Exercise prompt: Determine how many lines below hold the string "content". Reply with the number alone.

Dataset rows for apps and sites
====================

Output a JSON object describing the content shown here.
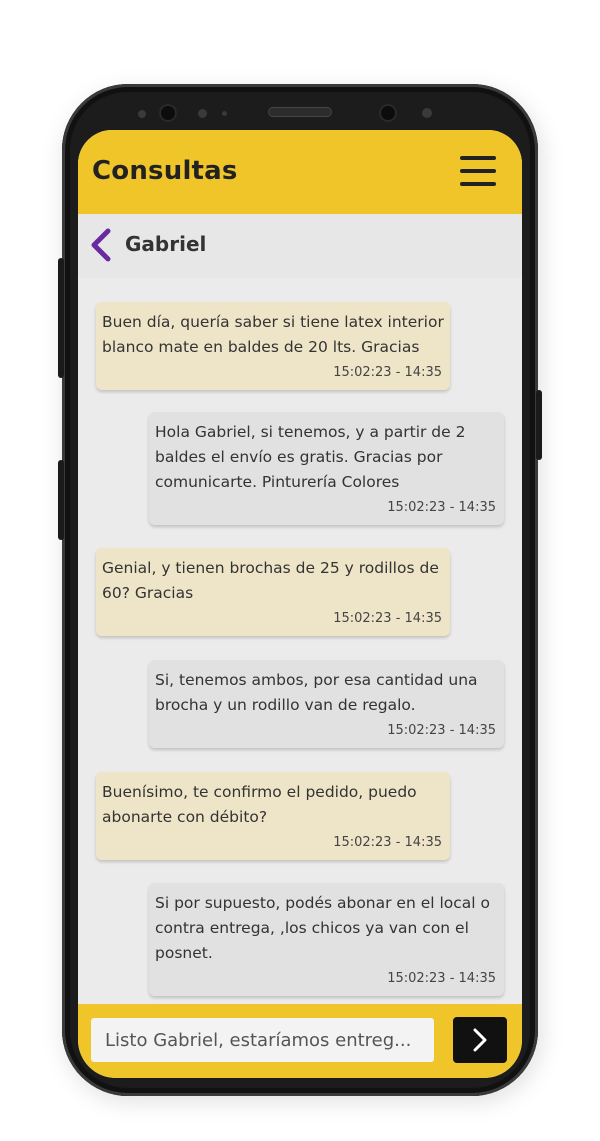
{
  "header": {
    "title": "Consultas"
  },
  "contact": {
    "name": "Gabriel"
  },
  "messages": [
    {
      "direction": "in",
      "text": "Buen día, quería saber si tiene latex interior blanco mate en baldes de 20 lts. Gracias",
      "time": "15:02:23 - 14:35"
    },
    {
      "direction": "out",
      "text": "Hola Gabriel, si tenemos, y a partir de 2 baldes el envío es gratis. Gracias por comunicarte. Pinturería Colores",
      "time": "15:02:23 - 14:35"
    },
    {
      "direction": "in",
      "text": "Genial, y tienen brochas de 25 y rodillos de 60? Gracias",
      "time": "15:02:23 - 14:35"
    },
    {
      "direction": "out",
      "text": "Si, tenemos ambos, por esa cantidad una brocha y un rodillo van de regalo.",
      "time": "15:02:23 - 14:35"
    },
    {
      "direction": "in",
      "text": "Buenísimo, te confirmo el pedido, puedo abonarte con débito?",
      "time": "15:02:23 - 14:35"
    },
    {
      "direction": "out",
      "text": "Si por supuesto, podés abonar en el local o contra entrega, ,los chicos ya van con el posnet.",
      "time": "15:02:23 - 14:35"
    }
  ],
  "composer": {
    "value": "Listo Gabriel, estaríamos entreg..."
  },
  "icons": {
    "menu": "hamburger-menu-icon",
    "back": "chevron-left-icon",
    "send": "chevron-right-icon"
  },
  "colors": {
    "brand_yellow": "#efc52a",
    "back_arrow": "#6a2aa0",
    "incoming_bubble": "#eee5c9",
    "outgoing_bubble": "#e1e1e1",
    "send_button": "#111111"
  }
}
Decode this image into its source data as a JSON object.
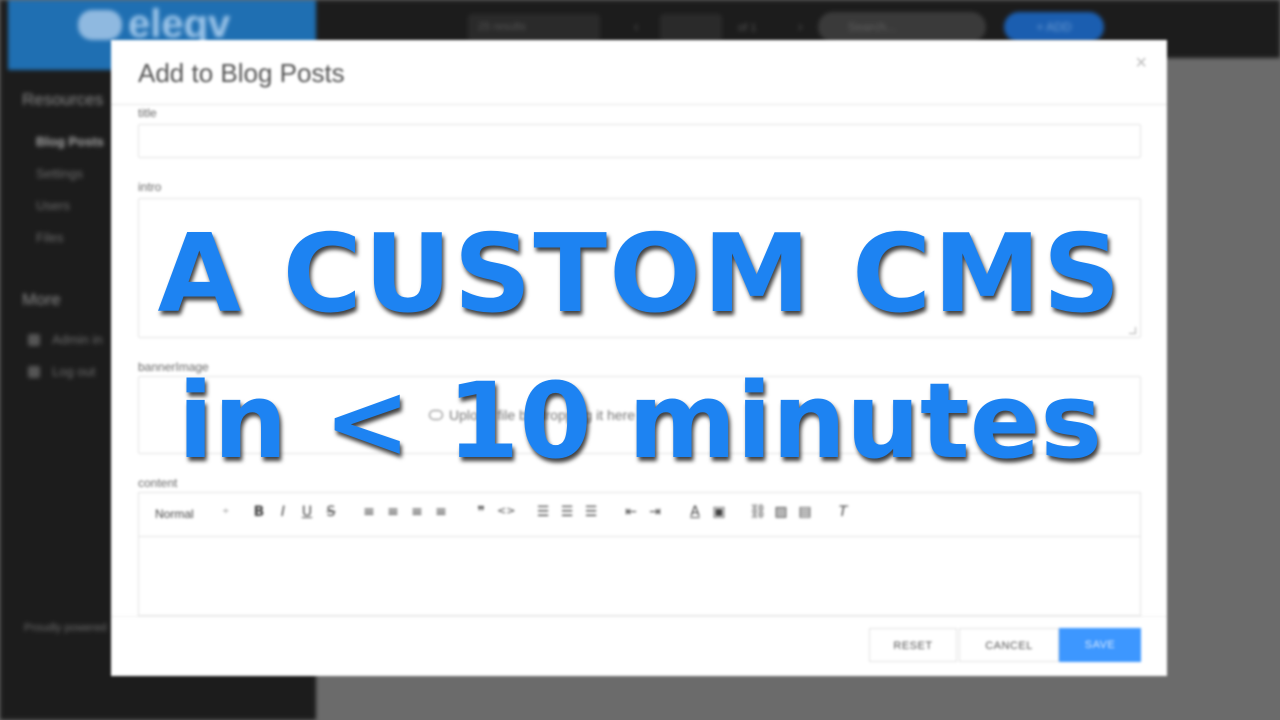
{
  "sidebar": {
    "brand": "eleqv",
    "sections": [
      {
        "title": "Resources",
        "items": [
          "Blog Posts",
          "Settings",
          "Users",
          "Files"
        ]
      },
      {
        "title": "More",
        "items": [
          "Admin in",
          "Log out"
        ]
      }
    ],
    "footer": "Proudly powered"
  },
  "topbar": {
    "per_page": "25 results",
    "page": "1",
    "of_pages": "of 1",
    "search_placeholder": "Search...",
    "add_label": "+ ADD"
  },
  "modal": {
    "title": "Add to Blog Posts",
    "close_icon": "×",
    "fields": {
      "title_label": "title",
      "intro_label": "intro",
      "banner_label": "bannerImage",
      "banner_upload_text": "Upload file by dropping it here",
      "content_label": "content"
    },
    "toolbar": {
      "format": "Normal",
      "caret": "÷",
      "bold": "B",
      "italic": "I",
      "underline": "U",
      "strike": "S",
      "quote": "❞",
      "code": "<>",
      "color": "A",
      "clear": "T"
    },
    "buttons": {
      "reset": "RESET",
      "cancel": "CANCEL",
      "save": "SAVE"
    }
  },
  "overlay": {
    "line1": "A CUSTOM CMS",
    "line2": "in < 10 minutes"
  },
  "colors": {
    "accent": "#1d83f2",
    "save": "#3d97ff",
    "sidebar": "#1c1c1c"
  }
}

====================

Solution for this exercise: 2